A few weeks ago I answered a question about whether a unit should rearrange its adult roster to take advantage of points available on theÂ Journey to Excellence. By registering a den leader as an assistant Cubmaster instead, the pack would qualify for additional JTE points and possibly a higher level.
It’s not a good idea to fudge the numbers this way, because it doesn’t accurately reflect where your unit stands, and takes away an opportunity to realize where you can improve your service to your youth members.
While you shouldn’t try to optimize your JTE score this way, you can certainly use it to suggest a course correction for your Journey in the coming year.
Reviewing another unit’s Journey to Excellence scorecard, I realized there were several areas that they could have easily picked up additional points if they had either planned to do one more thing during the year, or simply taken the additional steps to finish what was already started.
Here are some things you could look for as you plan your program for the coming year. Think of them as New Year’s resolutions.
Cub Scout Packs
- Does your pack committee meet often enough to take care of necessary business?
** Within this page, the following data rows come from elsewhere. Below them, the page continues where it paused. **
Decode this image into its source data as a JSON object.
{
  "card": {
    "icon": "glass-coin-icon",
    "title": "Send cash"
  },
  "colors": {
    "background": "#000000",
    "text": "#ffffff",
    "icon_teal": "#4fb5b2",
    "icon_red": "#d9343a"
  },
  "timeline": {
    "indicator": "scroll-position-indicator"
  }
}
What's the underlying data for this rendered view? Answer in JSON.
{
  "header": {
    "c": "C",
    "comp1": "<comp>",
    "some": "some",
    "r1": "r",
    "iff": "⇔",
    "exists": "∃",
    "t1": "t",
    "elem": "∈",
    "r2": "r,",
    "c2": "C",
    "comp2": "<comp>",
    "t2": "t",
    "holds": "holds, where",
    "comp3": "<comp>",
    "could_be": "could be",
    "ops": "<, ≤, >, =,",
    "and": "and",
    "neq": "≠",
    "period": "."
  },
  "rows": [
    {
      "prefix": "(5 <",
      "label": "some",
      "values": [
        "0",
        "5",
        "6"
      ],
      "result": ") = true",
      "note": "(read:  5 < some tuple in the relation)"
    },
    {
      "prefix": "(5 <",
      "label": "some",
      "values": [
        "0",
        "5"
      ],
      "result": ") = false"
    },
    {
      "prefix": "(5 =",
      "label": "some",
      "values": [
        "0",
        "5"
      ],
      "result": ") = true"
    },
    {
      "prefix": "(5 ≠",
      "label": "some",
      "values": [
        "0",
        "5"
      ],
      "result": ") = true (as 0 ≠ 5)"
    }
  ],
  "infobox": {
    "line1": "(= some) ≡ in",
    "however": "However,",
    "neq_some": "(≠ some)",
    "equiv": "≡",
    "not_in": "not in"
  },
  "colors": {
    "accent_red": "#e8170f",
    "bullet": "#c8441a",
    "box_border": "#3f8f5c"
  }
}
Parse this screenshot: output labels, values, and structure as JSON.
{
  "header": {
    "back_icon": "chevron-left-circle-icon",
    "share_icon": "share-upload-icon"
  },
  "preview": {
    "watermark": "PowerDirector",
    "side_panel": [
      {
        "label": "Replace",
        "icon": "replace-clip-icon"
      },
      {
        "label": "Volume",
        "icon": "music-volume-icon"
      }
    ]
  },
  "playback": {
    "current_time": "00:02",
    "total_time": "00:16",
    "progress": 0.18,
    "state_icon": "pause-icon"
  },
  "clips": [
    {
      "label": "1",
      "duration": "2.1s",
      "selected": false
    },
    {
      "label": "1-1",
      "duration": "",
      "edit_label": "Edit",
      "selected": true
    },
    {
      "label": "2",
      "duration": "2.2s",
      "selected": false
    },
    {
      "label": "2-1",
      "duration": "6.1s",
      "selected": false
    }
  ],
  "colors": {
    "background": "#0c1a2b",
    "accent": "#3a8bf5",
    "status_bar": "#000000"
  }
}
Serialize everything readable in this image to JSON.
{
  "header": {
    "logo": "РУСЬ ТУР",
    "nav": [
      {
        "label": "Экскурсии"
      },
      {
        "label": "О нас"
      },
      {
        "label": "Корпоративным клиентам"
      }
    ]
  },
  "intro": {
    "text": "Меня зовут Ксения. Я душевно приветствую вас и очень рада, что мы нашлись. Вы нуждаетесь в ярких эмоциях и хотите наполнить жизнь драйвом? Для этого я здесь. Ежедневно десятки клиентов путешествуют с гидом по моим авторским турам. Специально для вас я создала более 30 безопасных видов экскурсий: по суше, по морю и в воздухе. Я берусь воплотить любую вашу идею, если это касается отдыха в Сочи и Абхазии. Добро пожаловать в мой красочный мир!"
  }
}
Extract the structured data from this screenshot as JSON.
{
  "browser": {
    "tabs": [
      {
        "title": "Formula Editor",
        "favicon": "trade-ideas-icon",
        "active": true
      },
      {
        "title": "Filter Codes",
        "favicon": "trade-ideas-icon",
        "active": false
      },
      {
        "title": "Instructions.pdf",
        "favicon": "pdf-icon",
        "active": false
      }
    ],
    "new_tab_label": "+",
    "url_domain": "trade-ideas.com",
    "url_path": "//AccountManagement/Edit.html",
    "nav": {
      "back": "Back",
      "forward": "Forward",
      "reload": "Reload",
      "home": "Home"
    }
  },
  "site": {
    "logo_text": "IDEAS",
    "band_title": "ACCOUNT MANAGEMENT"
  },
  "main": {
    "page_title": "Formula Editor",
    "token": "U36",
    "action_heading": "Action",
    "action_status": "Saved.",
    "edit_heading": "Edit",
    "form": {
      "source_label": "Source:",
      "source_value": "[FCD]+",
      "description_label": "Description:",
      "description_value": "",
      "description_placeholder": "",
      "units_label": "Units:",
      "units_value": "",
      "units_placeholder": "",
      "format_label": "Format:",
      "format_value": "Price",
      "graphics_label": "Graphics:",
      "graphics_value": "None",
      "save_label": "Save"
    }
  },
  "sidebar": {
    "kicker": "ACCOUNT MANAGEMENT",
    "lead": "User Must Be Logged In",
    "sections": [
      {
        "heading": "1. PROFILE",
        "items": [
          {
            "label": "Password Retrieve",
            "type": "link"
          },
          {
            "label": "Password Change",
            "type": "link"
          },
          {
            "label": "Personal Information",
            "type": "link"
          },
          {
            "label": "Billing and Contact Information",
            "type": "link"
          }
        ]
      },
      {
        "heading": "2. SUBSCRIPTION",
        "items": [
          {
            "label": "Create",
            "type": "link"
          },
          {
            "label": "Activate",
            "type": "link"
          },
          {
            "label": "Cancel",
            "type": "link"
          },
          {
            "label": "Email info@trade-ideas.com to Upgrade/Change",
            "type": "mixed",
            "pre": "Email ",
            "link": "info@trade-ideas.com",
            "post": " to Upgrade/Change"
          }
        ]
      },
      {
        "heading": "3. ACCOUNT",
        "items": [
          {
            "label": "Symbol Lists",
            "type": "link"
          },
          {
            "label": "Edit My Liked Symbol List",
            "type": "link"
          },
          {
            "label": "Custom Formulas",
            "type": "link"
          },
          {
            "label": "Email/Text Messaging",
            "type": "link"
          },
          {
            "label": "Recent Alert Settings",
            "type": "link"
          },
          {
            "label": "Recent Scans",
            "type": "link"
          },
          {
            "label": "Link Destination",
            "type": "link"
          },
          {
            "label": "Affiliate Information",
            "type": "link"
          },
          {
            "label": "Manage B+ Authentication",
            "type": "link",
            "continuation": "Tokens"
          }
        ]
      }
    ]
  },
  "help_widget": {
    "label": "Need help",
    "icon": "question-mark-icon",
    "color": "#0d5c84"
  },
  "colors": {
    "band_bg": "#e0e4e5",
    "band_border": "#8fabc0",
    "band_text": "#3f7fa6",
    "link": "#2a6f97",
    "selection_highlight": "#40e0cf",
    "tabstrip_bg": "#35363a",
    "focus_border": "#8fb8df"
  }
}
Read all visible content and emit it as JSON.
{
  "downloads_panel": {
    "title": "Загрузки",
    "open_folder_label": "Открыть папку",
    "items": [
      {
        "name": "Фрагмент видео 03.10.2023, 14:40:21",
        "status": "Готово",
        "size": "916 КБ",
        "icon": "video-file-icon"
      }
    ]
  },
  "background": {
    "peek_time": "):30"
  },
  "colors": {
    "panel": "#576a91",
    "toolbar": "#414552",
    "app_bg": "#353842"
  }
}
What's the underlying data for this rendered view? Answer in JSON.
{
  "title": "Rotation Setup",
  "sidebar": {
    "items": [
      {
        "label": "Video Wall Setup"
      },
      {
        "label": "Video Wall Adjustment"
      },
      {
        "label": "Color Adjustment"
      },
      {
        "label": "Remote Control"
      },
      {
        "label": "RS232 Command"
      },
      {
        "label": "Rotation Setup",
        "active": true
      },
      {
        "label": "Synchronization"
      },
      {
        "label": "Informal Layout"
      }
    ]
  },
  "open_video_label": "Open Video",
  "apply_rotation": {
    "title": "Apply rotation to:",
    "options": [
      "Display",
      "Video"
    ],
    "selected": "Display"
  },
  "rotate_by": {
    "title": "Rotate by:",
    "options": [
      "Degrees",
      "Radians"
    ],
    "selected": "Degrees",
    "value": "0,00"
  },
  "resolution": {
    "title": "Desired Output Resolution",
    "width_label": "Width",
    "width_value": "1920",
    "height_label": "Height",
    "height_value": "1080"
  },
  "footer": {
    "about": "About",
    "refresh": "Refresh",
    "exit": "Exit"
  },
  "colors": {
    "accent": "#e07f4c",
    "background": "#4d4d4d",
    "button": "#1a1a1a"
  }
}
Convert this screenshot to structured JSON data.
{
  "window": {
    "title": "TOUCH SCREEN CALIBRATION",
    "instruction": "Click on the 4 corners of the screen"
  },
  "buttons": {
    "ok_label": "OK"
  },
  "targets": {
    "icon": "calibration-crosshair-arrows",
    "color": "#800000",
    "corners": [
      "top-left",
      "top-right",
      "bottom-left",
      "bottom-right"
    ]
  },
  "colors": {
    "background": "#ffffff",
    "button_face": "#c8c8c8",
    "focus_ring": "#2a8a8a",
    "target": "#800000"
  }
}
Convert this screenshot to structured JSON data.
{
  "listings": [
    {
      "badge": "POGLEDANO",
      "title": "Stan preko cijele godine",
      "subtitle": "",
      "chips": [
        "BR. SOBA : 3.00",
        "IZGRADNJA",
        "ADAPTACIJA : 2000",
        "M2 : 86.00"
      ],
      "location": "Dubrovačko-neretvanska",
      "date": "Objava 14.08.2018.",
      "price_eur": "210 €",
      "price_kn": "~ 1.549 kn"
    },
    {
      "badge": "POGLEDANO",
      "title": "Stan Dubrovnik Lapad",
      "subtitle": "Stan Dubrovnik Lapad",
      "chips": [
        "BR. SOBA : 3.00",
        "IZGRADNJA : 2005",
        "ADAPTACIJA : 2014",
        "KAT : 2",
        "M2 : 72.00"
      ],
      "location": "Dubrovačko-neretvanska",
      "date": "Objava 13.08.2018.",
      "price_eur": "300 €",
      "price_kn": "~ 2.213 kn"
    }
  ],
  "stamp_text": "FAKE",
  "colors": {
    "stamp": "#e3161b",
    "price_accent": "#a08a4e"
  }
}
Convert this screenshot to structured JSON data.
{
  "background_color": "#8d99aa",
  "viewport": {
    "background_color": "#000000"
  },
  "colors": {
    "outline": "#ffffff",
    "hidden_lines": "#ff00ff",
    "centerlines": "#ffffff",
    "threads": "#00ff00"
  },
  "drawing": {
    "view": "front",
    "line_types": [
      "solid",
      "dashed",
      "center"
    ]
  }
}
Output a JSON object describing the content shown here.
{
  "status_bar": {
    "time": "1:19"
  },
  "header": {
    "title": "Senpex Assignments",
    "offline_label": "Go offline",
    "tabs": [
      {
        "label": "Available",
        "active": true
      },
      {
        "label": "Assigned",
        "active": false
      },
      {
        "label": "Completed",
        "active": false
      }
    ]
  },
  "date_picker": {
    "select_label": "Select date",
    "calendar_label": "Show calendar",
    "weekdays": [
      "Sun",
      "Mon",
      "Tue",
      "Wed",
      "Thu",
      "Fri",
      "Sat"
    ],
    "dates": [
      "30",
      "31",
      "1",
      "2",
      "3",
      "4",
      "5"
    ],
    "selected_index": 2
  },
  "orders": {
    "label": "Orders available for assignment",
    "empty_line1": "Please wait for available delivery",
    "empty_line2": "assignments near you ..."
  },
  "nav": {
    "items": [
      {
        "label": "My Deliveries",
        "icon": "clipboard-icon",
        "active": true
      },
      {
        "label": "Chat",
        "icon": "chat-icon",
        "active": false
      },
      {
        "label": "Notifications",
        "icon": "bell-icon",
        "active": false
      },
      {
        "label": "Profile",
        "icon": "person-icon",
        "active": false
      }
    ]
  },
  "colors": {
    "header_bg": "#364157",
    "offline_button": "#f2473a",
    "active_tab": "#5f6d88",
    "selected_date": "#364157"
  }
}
In some packs, there’s plenty to talk about, but in many, it doesn’t seem like there’s enough to warrant a get-together. But even if the agenda is sparse, it’s good to sit down with the other adult volunteers just to talk things over. Group discussion can often spur ideas that might not come out when everyone’s just acting independently. Meet six times a year and you’ll score 100 points. The first step is to schedule your committee meetings when you plan your calendar. Set up a regular day or date each month and make sure everyone knows about it. And since you’ll be doing this at your annual planning meeting, give yourself another 100 points for holding that session.
- If your Webelos dens aren’t meeting with a Boy Scout troop at least twice, put your den leaders in touch with the troops in your area and make sure they arrange these visits. That’s good for 25 points. You can’t make them join a troop at crossover, but if 60 percent do, that’s another 50 points – and 100 points if at least 80 percent continue their Scouting adventure.
- Put theÂ outing in Scouting by planning three pack outings or field trips and pick up 50 points. Four outings gives you 100 points and five are good for 200. These can be bike outings, picnics, museum trips, family campouts, sledding or fishing events – easy to do yourself. Easier yet, look for council or district-sponsored activities to take part in. You can also cash in some points by either holding a family campout or going to a day or resident camp put on by your council. It’s fifty points if one-third of your Scouts attend.
- Nearly every pack meets at least eight times a year and dens meet twice a month, which gives you 50, but if your pack also earns the National Summertime Pack Award, it’s doubled to 100.
- Helping others is worth points. Two service projects give you 25; three are worth 50, and if one of those is conservation-related, it’s 100 points. The key is to record your service projects with the Journey to Excellence service hours reporting website. Don’t drop the ball on this simple recording task.
Boy Scout Troops
- As with Cub Scouts, a troop committee that meets six times a year is worth 100 points. If your annual planning meeting involves youth leader participation (and why wouldn’t it?), give yourself 200 points.
- Help the Webelos den leaders earn their points by sponsoring joint activities with Webelos Scouts and pick up 25 points. Recruit them and earn 50 or 100.
- If you’re not using the patrol method, you’re leaving points on the table. A troop whose patrol leaders’ council meets ten times a year and sends at least one youth leader to advanced training picks up 200 points.
- Service projects earn points too, but troops must participate in and record three projects to earn 25 points. It’s four projects for 50 and five for 100 points, and at least one must benefit your chartered organization.
- If your Scoutmaster and assistants are trained, as they should be, it’s easy to double that 100 points by having two-thirds of your committee complete the onlineÂ Troop Committee Challenge course. This assumes at least one of your adults has completed Wood Badge or another advanced course (and if not, it’s another good reason to promote, encourage and help pay for it).
So sharpen your pencil, make your New Year’s resolutions and go for the Gold!This post Course correction for your journey first appeared on Bobwhite Blather.